The main challenge lies in establishing trust towards AI – as it is often impossible to rationalise machine learning in the same manner we rationalise and justify our actions – simply due to complexity of decision-making and a vast number of factors taken into account. When it is impossible to understand the “thought process” behind the machines, the only way to build the trust is through experiments demonstrating and measuring the direct value brought by the smart algorithms. Establishing this experimental culture in business practice will lead to greater trust and, as a result, a greater division of labour, and increasing readiness to accept machines without fear, doubt or scepticism from humans.
However, there is one thing machines still cannot do: creativity and defining the best actions in the absence of past historical data.
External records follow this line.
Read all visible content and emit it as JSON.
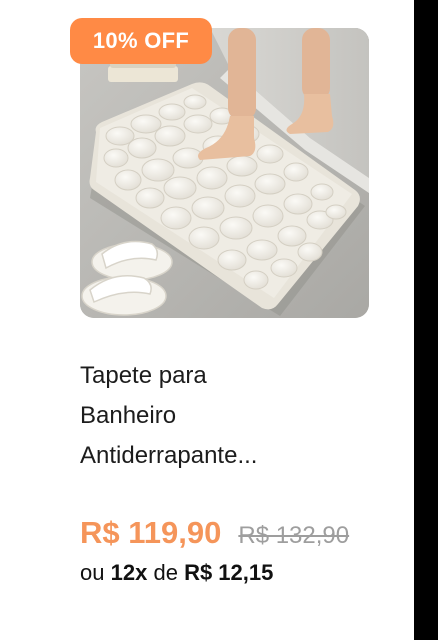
{
  "badge": {
    "label": "10% OFF",
    "color": "#ff8a45"
  },
  "product": {
    "image_icon": "bath-mat-product-photo",
    "title_lines": [
      "Tapete para",
      "Banheiro",
      "Antiderrapante..."
    ]
  },
  "pricing": {
    "current": "R$ 119,90",
    "original": "R$ 132,90",
    "current_color": "#f5955a",
    "installment": {
      "prefix": "ou",
      "count": "12x",
      "connector": "de",
      "amount": "R$ 12,15"
    }
  }
}
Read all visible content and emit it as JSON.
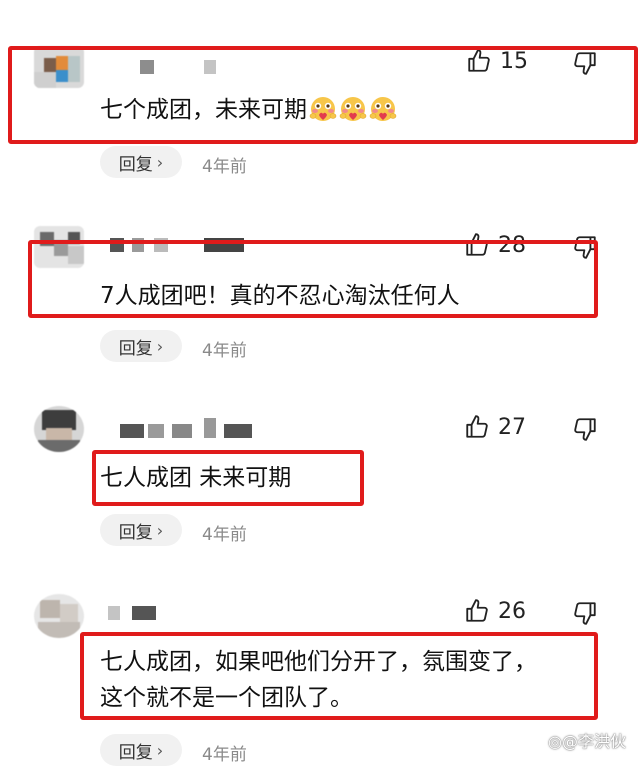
{
  "comments": [
    {
      "likes": "15",
      "text": "七个成团，未来可期",
      "reply": "回复",
      "chevron": "›",
      "time": "4年前",
      "emoji_count": 3
    },
    {
      "likes": "28",
      "text": "7人成团吧！真的不忍心淘汰任何人",
      "reply": "回复",
      "chevron": "›",
      "time": "4年前"
    },
    {
      "likes": "27",
      "text": "七人成团 未来可期",
      "reply": "回复",
      "chevron": "›",
      "time": "4年前"
    },
    {
      "likes": "26",
      "text_line1": "七人成团，如果吧他们分开了，氛围变了，",
      "text_line2": "这个就不是一个团队了。",
      "reply": "回复",
      "chevron": "›",
      "time": "4年前"
    }
  ],
  "watermark": "◎@李洪伙",
  "colors": {
    "highlight": "#e01b1b",
    "reply_bg": "#f1f1f1",
    "time": "#8a8a8a"
  },
  "icons": [
    "thumbs-up-icon",
    "thumbs-down-icon",
    "blush-heart-emoji"
  ]
}
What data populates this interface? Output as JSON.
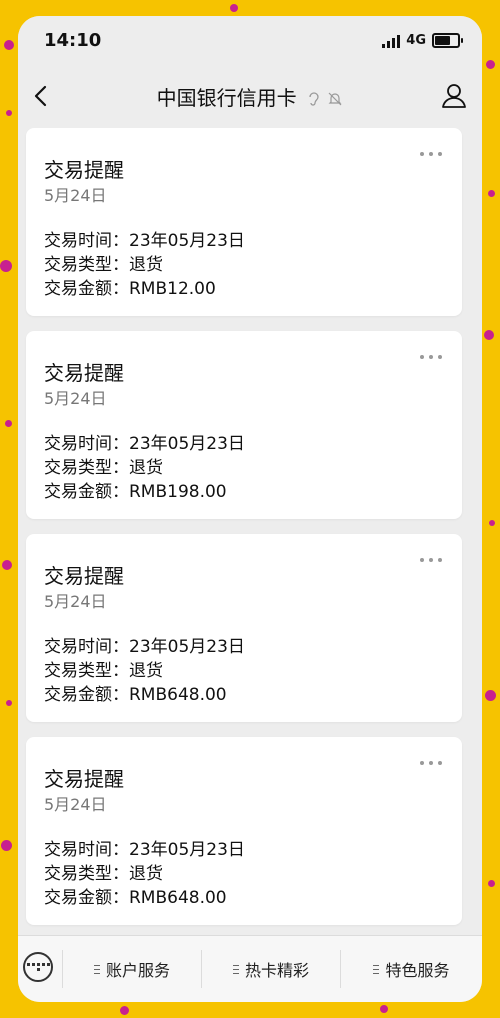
{
  "status_bar": {
    "time": "14:10",
    "network": "4G"
  },
  "nav": {
    "title": "中国银行信用卡"
  },
  "cards": [
    {
      "title": "交易提醒",
      "date": "5月24日",
      "rows": [
        {
          "label": "交易时间：",
          "value": "23年05月23日"
        },
        {
          "label": "交易类型：",
          "value": "退货"
        },
        {
          "label": "交易金额：",
          "value": "RMB12.00"
        }
      ]
    },
    {
      "title": "交易提醒",
      "date": "5月24日",
      "rows": [
        {
          "label": "交易时间：",
          "value": "23年05月23日"
        },
        {
          "label": "交易类型：",
          "value": "退货"
        },
        {
          "label": "交易金额：",
          "value": "RMB198.00"
        }
      ]
    },
    {
      "title": "交易提醒",
      "date": "5月24日",
      "rows": [
        {
          "label": "交易时间：",
          "value": "23年05月23日"
        },
        {
          "label": "交易类型：",
          "value": "退货"
        },
        {
          "label": "交易金额：",
          "value": "RMB648.00"
        }
      ]
    },
    {
      "title": "交易提醒",
      "date": "5月24日",
      "rows": [
        {
          "label": "交易时间：",
          "value": "23年05月23日"
        },
        {
          "label": "交易类型：",
          "value": "退货"
        },
        {
          "label": "交易金额：",
          "value": "RMB648.00"
        }
      ]
    }
  ],
  "bottom_menu": {
    "items": [
      {
        "label": "账户服务"
      },
      {
        "label": "热卡精彩"
      },
      {
        "label": "特色服务"
      }
    ]
  }
}
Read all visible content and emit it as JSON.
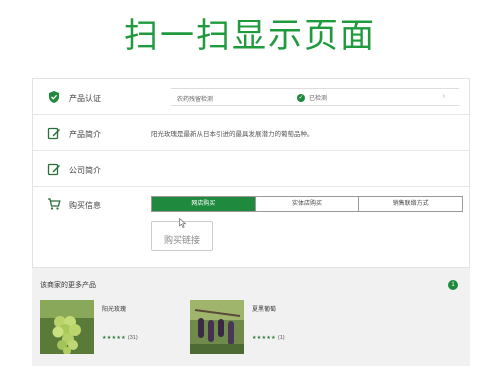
{
  "header": {
    "title": "扫一扫显示页面"
  },
  "rows": {
    "cert": {
      "label": "产品认证",
      "name": "农药残留检测",
      "status": "已检测",
      "arrow": "›",
      "check": "✓"
    },
    "intro": {
      "label": "产品简介",
      "text": "阳光玫瑰是最新从日本引进的最具发展潜力的葡萄品种。"
    },
    "company": {
      "label": "公司简介"
    },
    "buy": {
      "label": "购买信息",
      "tabs": [
        "网店购买",
        "实体店购买",
        "销售联络方式"
      ],
      "button": "购买链接"
    }
  },
  "more": {
    "title": "该商家的更多产品",
    "badge": "1",
    "products": [
      {
        "name": "阳光玫瑰",
        "stars": "★★★★★",
        "count": "(31)"
      },
      {
        "name": "夏黑葡萄",
        "stars": "★★★★★",
        "count": "(1)"
      }
    ]
  },
  "colors": {
    "accent": "#1f8a3e",
    "title": "#1f9a3d"
  }
}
This strategy guidance and bold risk-taking is still reserved for humans, and will continue to be for a while yet.
What are the economic implications for AI – good or bad?
Data compiled by Deloittte from the census data for England and Wales, stretching back to 1871, has shown that technology has created more jobs than job losses. Nonetheless, some have come to fear AI due to a belief that as automation becomes more sophisticated, the need for human input will decrease and jobs will be lost.
In fact, while robots may replace some roles, this shift to relying on technology will enable people to focus more on creative and strategic tasks, changing the way they approach various processes and even changing industries altogether. The first step to this is for humans to assess which tasks machines will take on and which strategic and creative tasks are to be dedicated exclusively to humans.
This shift in the way humans and organisations work together with machines will ultimately see the economy boosted by increased efficiency. As tasks become automated and efficiency increases, we’ll see cost reductions on a large scale, improving entire industries and propelling the economy forward.
On the bright side, automation is likely to improve the quality of life, especially for low-income households. Many things will become more affordable, and personalisation, facilitated by AI across various industries, will become a commodity.
Will humans ever become slaves to the machines? Could the growth of AI have a negative impact on society?
AI and automation will continue to evolve and its sophistication will heighten but far from becoming slaves to machines, humans will be freed by them. With the onset of AI and automation, we will see machines take over the mundane which will leave humans with more time and energy to explore different goals.
Moreover, as costs are reduced, businesses will have more money to spend on things which may have otherwise been compromised in favour of profitability – for example, corporate social responsibility or ethical activities.
If humans want to make the most of AI, we must ensure that we learn how to use these new technologies to their full potential so that they support our transition into strategic beings.